◆ Brief
Return the lines below that contain "Strike".

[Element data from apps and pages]

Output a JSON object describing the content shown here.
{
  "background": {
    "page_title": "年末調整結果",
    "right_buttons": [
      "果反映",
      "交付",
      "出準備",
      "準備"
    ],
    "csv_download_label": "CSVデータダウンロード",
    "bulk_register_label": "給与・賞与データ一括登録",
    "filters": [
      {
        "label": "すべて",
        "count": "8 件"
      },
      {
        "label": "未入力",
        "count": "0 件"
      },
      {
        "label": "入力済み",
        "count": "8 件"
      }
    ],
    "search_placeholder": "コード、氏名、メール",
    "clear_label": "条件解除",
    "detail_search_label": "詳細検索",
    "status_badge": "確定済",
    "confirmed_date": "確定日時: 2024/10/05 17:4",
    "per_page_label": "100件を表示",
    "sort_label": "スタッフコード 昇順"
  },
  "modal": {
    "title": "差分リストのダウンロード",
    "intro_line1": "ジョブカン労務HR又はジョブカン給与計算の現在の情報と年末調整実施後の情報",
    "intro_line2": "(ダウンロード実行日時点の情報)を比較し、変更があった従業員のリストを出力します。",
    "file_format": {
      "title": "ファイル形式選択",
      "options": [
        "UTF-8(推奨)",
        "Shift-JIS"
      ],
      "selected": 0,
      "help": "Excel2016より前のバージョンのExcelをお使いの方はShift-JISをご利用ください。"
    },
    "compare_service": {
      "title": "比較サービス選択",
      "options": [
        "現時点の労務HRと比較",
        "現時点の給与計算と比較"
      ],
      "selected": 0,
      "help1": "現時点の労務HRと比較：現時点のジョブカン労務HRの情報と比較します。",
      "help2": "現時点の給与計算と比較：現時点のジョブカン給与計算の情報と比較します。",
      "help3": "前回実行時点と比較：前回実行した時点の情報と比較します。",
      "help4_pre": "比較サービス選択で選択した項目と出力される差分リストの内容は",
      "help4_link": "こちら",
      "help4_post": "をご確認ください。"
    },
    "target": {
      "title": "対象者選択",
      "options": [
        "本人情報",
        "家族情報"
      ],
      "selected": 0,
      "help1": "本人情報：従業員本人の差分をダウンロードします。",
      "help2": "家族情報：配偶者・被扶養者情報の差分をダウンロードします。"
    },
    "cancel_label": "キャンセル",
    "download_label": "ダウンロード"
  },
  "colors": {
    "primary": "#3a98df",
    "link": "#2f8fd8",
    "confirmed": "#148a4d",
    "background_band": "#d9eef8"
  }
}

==

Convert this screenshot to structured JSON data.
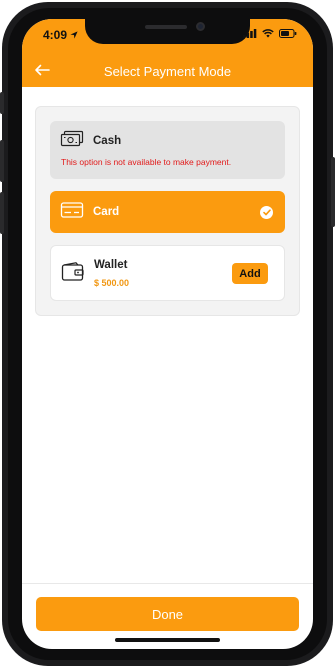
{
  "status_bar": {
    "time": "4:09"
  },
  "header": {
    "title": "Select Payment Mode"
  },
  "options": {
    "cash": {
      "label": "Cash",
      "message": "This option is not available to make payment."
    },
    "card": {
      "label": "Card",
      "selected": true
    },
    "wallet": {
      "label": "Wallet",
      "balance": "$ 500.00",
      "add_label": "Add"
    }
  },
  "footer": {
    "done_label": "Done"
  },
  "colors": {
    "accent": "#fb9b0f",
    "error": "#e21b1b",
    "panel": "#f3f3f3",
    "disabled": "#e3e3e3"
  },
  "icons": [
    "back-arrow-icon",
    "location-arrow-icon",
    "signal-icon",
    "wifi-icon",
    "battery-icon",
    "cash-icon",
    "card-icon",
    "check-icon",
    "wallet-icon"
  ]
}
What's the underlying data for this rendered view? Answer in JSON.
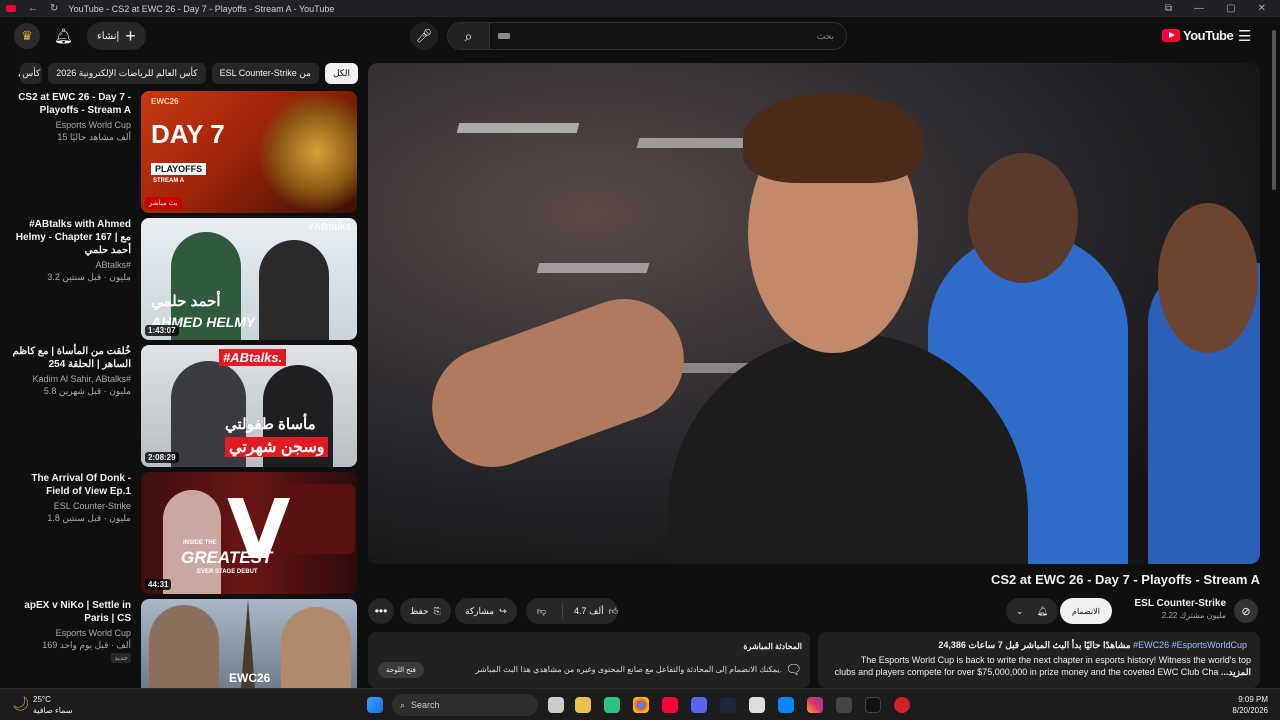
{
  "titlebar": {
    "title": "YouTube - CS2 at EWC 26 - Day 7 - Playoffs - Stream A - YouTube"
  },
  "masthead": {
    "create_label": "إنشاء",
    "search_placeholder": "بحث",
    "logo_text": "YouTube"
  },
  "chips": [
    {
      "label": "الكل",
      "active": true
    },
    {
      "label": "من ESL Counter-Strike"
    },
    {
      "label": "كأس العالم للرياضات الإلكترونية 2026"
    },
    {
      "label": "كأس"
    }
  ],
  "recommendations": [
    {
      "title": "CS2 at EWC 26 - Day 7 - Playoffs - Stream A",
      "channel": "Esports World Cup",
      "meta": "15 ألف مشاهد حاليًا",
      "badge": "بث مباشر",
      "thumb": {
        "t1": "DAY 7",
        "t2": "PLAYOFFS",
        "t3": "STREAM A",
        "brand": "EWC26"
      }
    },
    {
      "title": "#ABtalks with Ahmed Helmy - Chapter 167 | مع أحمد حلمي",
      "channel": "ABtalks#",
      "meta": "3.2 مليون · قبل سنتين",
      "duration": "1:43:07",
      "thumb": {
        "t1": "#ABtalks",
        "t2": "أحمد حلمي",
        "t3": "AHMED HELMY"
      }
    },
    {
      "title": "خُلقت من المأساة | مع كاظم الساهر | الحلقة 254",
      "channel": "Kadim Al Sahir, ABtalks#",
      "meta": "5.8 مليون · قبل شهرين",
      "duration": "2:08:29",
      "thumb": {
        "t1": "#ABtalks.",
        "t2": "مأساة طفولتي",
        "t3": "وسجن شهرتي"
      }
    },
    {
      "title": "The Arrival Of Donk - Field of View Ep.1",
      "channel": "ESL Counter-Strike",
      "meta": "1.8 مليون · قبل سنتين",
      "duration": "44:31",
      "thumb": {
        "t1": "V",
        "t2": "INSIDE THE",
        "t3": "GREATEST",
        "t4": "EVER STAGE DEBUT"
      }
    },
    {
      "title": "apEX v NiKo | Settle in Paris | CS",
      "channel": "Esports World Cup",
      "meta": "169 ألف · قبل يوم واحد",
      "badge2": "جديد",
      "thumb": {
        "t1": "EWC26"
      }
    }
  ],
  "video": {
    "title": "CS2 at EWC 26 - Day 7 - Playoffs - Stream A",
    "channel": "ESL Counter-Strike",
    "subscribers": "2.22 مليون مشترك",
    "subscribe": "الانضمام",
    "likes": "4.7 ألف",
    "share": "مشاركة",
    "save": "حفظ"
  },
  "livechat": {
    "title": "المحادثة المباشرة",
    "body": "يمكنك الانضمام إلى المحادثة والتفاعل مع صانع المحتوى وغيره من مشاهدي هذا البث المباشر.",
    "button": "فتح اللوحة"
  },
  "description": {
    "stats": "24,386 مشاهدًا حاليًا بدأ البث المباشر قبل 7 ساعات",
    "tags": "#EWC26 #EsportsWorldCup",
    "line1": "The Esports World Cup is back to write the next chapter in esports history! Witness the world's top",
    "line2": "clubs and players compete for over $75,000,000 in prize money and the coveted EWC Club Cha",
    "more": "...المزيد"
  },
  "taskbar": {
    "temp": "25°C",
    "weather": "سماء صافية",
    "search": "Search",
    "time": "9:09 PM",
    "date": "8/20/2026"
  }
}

◆ Answer space
      "label": "من ESL Counter-Strike"
      "channel": "ESL Counter-Strike",
    "channel": "ESL Counter-Strike",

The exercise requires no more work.